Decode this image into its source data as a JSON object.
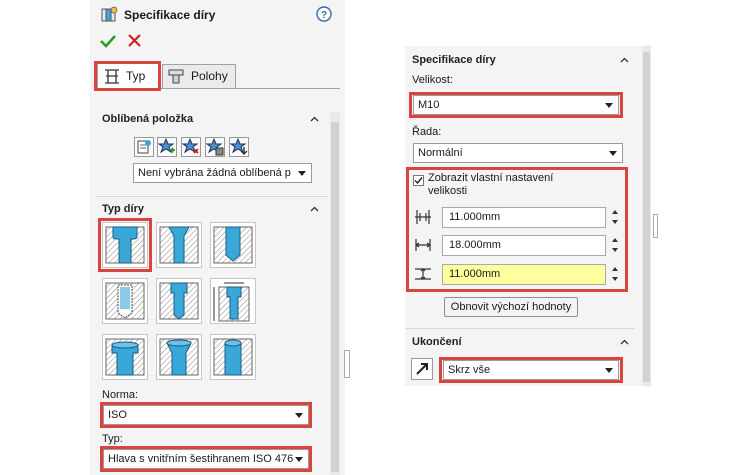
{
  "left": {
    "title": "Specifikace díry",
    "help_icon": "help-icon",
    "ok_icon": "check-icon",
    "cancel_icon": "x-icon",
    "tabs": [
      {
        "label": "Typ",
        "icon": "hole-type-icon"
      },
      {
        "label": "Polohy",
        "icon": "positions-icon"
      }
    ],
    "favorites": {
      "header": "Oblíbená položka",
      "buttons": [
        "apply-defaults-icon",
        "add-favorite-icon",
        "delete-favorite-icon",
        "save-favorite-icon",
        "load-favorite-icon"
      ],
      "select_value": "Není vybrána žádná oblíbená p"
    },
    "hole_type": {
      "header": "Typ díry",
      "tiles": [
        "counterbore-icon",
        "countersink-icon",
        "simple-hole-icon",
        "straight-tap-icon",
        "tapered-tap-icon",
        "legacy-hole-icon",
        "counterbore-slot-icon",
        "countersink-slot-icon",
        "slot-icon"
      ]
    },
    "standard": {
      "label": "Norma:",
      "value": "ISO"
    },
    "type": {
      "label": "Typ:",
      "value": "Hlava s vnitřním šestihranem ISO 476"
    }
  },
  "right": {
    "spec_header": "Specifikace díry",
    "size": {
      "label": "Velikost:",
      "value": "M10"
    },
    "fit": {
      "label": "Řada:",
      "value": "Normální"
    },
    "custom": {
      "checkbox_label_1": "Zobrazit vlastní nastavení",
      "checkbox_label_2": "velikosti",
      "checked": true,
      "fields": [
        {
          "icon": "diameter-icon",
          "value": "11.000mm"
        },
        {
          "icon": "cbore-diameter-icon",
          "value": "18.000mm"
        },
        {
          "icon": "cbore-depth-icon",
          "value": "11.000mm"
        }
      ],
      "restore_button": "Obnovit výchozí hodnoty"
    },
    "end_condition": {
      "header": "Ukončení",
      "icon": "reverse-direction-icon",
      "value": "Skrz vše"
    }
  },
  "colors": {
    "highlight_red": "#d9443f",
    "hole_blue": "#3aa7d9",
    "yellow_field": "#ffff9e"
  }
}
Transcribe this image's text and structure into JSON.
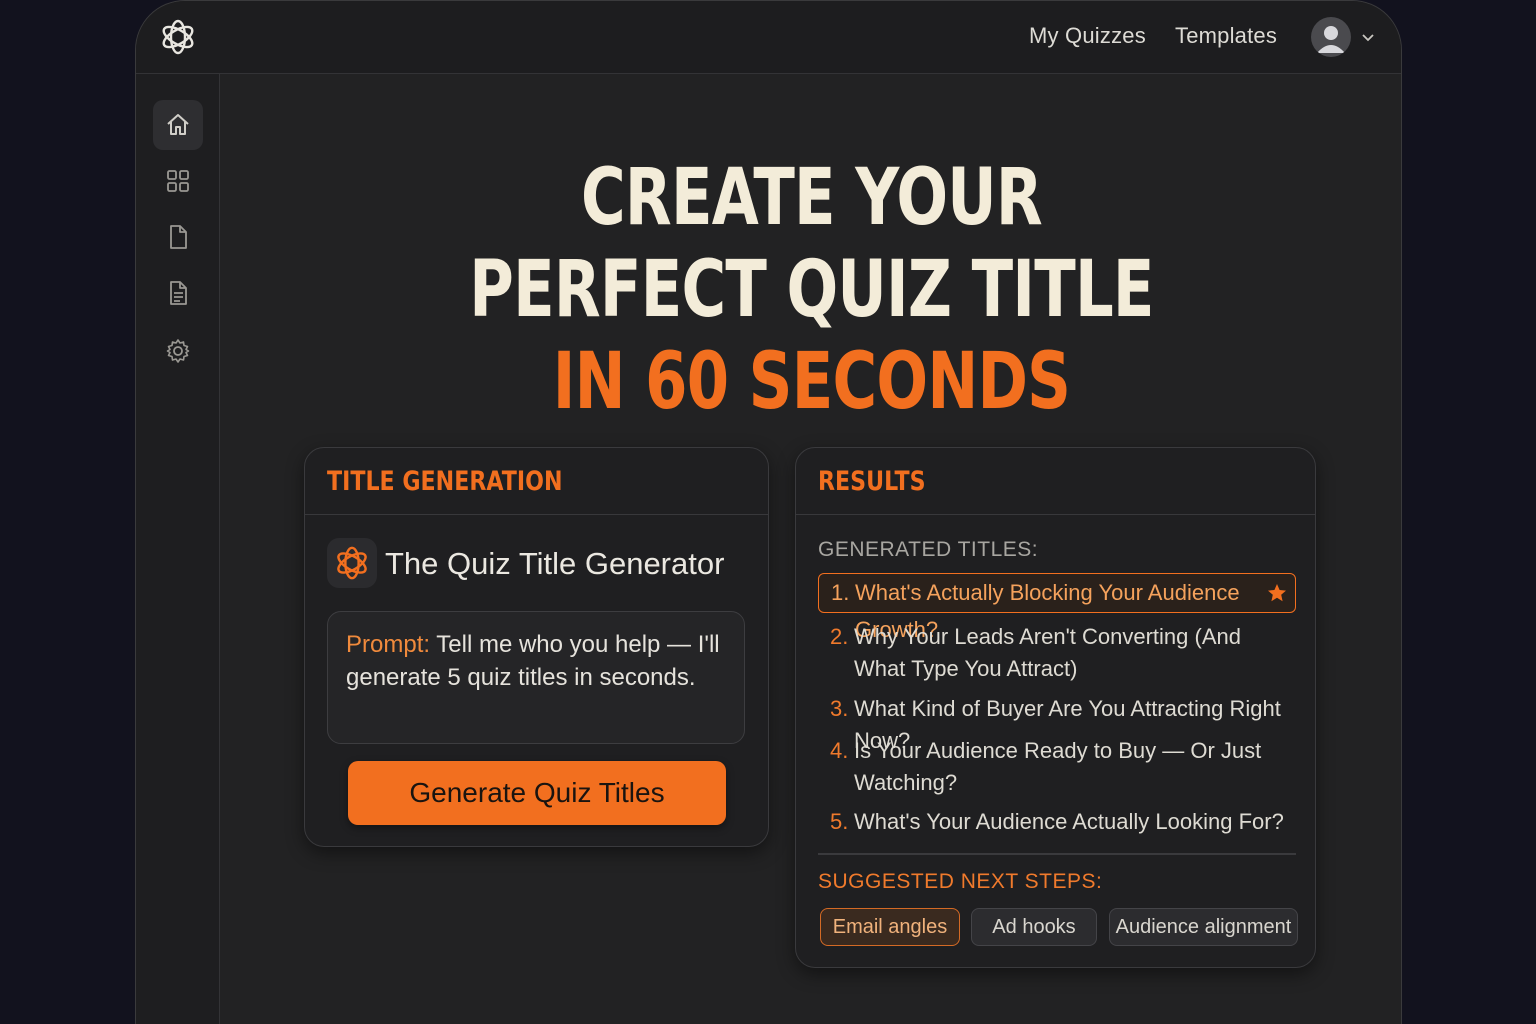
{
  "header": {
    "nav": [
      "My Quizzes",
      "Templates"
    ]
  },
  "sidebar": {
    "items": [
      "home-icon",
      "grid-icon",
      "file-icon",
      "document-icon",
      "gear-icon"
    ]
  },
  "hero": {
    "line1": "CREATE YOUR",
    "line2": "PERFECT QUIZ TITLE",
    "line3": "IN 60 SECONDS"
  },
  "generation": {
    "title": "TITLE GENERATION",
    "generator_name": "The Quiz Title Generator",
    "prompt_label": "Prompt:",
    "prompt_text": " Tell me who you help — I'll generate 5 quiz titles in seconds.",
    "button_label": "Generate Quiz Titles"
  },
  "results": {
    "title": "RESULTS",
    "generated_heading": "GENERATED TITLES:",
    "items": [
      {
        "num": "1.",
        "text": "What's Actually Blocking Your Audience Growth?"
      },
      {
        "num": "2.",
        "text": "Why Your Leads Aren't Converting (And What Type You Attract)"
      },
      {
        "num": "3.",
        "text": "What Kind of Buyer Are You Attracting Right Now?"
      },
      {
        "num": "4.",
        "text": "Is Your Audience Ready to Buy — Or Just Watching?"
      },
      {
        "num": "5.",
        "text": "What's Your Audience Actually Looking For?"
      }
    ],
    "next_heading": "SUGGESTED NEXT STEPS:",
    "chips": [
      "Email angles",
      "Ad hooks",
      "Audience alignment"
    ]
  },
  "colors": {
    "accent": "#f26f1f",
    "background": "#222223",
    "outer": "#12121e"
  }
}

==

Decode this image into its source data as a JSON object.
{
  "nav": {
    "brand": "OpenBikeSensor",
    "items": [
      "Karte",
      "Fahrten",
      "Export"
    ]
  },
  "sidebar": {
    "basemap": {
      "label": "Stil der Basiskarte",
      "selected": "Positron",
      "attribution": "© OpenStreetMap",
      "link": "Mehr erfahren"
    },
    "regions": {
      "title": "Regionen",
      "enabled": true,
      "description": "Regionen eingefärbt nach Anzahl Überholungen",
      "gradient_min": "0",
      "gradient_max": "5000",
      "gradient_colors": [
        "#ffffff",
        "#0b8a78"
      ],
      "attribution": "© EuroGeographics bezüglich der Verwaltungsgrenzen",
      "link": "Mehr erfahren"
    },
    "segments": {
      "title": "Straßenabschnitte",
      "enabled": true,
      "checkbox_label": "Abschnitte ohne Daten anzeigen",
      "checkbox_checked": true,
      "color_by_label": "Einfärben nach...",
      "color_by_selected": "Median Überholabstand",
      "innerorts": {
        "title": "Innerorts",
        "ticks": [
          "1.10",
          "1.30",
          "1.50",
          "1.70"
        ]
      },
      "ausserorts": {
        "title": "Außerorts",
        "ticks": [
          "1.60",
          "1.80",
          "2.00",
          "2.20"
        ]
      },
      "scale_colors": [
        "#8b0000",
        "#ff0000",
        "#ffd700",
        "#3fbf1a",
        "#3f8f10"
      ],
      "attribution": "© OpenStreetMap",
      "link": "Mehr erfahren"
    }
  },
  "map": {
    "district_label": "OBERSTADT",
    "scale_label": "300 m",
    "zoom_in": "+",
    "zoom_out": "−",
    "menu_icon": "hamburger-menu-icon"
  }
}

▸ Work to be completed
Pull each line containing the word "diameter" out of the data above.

▸ Task solution
          "icon": "diameter-icon",
          "icon": "cbore-diameter-icon",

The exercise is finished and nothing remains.